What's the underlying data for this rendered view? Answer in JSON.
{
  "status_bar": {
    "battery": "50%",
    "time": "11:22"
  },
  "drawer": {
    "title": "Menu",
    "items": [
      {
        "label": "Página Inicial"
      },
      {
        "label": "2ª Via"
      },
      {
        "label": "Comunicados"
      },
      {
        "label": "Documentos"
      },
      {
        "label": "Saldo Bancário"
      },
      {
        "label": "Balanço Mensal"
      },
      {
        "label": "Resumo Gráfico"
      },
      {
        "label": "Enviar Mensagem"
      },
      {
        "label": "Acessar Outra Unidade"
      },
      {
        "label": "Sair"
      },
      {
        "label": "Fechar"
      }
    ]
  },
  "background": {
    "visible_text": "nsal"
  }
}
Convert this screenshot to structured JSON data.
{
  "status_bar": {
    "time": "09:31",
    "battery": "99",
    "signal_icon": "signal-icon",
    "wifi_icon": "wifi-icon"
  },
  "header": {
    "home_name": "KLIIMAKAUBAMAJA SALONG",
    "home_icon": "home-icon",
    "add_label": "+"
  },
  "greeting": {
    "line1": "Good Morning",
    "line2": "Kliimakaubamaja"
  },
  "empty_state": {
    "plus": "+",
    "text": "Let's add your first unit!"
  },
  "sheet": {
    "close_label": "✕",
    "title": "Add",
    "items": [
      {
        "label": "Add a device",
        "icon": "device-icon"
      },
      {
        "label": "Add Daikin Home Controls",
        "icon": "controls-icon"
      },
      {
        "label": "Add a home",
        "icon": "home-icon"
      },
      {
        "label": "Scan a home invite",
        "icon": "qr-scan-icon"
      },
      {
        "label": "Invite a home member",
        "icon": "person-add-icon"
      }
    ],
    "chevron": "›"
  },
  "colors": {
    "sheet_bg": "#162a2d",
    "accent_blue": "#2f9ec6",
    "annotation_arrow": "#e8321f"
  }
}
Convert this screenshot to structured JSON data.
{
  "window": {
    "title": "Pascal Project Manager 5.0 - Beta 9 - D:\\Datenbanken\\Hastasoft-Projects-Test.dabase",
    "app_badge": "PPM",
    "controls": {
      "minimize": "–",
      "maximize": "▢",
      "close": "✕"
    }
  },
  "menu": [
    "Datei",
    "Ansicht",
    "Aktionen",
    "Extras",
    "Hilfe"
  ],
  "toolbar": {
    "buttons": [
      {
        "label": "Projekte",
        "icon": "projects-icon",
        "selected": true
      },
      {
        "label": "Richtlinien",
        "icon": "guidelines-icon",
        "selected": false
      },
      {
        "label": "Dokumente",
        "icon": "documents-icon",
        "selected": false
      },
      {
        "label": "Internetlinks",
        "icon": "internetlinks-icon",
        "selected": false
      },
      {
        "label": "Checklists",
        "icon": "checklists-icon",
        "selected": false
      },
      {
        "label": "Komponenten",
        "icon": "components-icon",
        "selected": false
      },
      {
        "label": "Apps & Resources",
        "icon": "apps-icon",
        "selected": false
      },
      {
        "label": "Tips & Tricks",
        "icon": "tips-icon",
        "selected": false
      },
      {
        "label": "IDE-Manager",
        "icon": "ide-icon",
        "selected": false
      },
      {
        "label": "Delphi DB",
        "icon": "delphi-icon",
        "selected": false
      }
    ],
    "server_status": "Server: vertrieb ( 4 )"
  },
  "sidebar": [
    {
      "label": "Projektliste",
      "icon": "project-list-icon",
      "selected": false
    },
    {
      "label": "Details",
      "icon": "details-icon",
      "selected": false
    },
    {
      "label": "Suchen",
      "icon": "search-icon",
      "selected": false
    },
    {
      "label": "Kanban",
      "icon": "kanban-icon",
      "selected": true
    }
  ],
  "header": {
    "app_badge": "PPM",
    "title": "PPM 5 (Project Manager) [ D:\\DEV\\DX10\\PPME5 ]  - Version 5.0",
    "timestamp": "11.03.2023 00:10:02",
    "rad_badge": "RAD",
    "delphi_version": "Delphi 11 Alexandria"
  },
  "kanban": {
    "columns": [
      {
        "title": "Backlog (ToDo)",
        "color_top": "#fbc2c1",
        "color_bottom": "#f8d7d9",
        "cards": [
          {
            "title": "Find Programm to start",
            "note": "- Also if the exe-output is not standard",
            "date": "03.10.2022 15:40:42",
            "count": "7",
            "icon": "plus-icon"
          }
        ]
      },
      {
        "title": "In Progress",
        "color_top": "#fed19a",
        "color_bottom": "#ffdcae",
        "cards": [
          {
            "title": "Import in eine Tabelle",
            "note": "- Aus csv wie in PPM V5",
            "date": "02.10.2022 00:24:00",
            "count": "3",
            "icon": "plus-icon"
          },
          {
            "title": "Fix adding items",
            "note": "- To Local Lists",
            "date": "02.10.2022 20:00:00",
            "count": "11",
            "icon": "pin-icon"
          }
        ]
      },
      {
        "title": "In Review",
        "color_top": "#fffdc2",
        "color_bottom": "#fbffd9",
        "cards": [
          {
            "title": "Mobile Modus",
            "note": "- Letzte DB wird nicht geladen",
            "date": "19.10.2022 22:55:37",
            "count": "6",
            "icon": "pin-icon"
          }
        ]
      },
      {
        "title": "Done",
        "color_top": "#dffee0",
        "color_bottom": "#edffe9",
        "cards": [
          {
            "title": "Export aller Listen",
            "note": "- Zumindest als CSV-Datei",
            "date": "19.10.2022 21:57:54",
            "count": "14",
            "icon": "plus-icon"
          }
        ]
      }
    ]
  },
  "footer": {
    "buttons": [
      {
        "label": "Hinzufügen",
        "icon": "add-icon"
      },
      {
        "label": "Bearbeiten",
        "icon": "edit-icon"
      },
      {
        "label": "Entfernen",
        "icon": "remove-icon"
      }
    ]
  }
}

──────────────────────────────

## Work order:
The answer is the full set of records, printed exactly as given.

## Problem solution:
What's the underlying data for this rendered view? Answer in JSON.
{
  "status_bar": {
    "battery": "50%",
    "time": "11:22"
  },
  "drawer": {
    "title": "Menu",
    "items": [
      {
        "label": "Página Inicial"
      },
      {
        "label": "2ª Via"
      },
      {
        "label": "Comunicados"
      },
      {
        "label": "Documentos"
      },
      {
        "label": "Saldo Bancário"
      },
      {
        "label": "Balanço Mensal"
      },
      {
        "label": "Resumo Gráfico"
      },
      {
        "label": "Enviar Mensagem"
      },
      {
        "label": "Acessar Outra Unidade"
      },
      {
        "label": "Sair"
      },
      {
        "label": "Fechar"
      }
    ]
  },
  "background": {
    "visible_text": "nsal"
  }
}
Convert this screenshot to structured JSON data.
{
  "status_bar": {
    "time": "09:31",
    "battery": "99",
    "signal_icon": "signal-icon",
    "wifi_icon": "wifi-icon"
  },
  "header": {
    "home_name": "KLIIMAKAUBAMAJA SALONG",
    "home_icon": "home-icon",
    "add_label": "+"
  },
  "greeting": {
    "line1": "Good Morning",
    "line2": "Kliimakaubamaja"
  },
  "empty_state": {
    "plus": "+",
    "text": "Let's add your first unit!"
  },
  "sheet": {
    "close_label": "✕",
    "title": "Add",
    "items": [
      {
        "label": "Add a device",
        "icon": "device-icon"
      },
      {
        "label": "Add Daikin Home Controls",
        "icon": "controls-icon"
      },
      {
        "label": "Add a home",
        "icon": "home-icon"
      },
      {
        "label": "Scan a home invite",
        "icon": "qr-scan-icon"
      },
      {
        "label": "Invite a home member",
        "icon": "person-add-icon"
      }
    ],
    "chevron": "›"
  },
  "colors": {
    "sheet_bg": "#162a2d",
    "accent_blue": "#2f9ec6",
    "annotation_arrow": "#e8321f"
  }
}
Convert this screenshot to structured JSON data.
{
  "window": {
    "title": "Pascal Project Manager 5.0 - Beta 9 - D:\\Datenbanken\\Hastasoft-Projects-Test.dabase",
    "app_badge": "PPM",
    "controls": {
      "minimize": "–",
      "maximize": "▢",
      "close": "✕"
    }
  },
  "menu": [
    "Datei",
    "Ansicht",
    "Aktionen",
    "Extras",
    "Hilfe"
  ],
  "toolbar": {
    "buttons": [
      {
        "label": "Projekte",
        "icon": "projects-icon",
        "selected": true
      },
      {
        "label": "Richtlinien",
        "icon": "guidelines-icon",
        "selected": false
      },
      {
        "label": "Dokumente",
        "icon": "documents-icon",
        "selected": false
      },
      {
        "label": "Internetlinks",
        "icon": "internetlinks-icon",
        "selected": false
      },
      {
        "label": "Checklists",
        "icon": "checklists-icon",
        "selected": false
      },
      {
        "label": "Komponenten",
        "icon": "components-icon",
        "selected": false
      },
      {
        "label": "Apps & Resources",
        "icon": "apps-icon",
        "selected": false
      },
      {
        "label": "Tips & Tricks",
        "icon": "tips-icon",
        "selected": false
      },
      {
        "label": "IDE-Manager",
        "icon": "ide-icon",
        "selected": false
      },
      {
        "label": "Delphi DB",
        "icon": "delphi-icon",
        "selected": false
      }
    ],
    "server_status": "Server: vertrieb ( 4 )"
  },
  "sidebar": [
    {
      "label": "Projektliste",
      "icon": "project-list-icon",
      "selected": false
    },
    {
      "label": "Details",
      "icon": "details-icon",
      "selected": false
    },
    {
      "label": "Suchen",
      "icon": "search-icon",
      "selected": false
    },
    {
      "label": "Kanban",
      "icon": "kanban-icon",
      "selected": true
    }
  ],
  "header": {
    "app_badge": "PPM",
    "title": "PPM 5 (Project Manager) [ D:\\DEV\\DX10\\PPME5 ]  - Version 5.0",
    "timestamp": "11.03.2023 00:10:02",
    "rad_badge": "RAD",
    "delphi_version": "Delphi 11 Alexandria"
  },
  "kanban": {
    "columns": [
      {
        "title": "Backlog (ToDo)",
        "color_top": "#fbc2c1",
        "color_bottom": "#f8d7d9",
        "cards": [
          {
            "title": "Find Programm to start",
            "note": "- Also if the exe-output is not standard",
            "date": "03.10.2022 15:40:42",
            "count": "7",
            "icon": "plus-icon"
          }
        ]
      },
      {
        "title": "In Progress",
        "color_top": "#fed19a",
        "color_bottom": "#ffdcae",
        "cards": [
          {
            "title": "Import in eine Tabelle",
            "note": "- Aus csv wie in PPM V5",
            "date": "02.10.2022 00:24:00",
            "count": "3",
            "icon": "plus-icon"
          },
          {
            "title": "Fix adding items",
            "note": "- To Local Lists",
            "date": "02.10.2022 20:00:00",
            "count": "11",
            "icon": "pin-icon"
          }
        ]
      },
      {
        "title": "In Review",
        "color_top": "#fffdc2",
        "color_bottom": "#fbffd9",
        "cards": [
          {
            "title": "Mobile Modus",
            "note": "- Letzte DB wird nicht geladen",
            "date": "19.10.2022 22:55:37",
            "count": "6",
            "icon": "pin-icon"
          }
        ]
      },
      {
        "title": "Done",
        "color_top": "#dffee0",
        "color_bottom": "#edffe9",
        "cards": [
          {
            "title": "Export aller Listen",
            "note": "- Zumindest als CSV-Datei",
            "date": "19.10.2022 21:57:54",
            "count": "14",
            "icon": "plus-icon"
          }
        ]
      }
    ]
  },
  "footer": {
    "buttons": [
      {
        "label": "Hinzufügen",
        "icon": "add-icon"
      },
      {
        "label": "Bearbeiten",
        "icon": "edit-icon"
      },
      {
        "label": "Entfernen",
        "icon": "remove-icon"
      }
    ]
  }
}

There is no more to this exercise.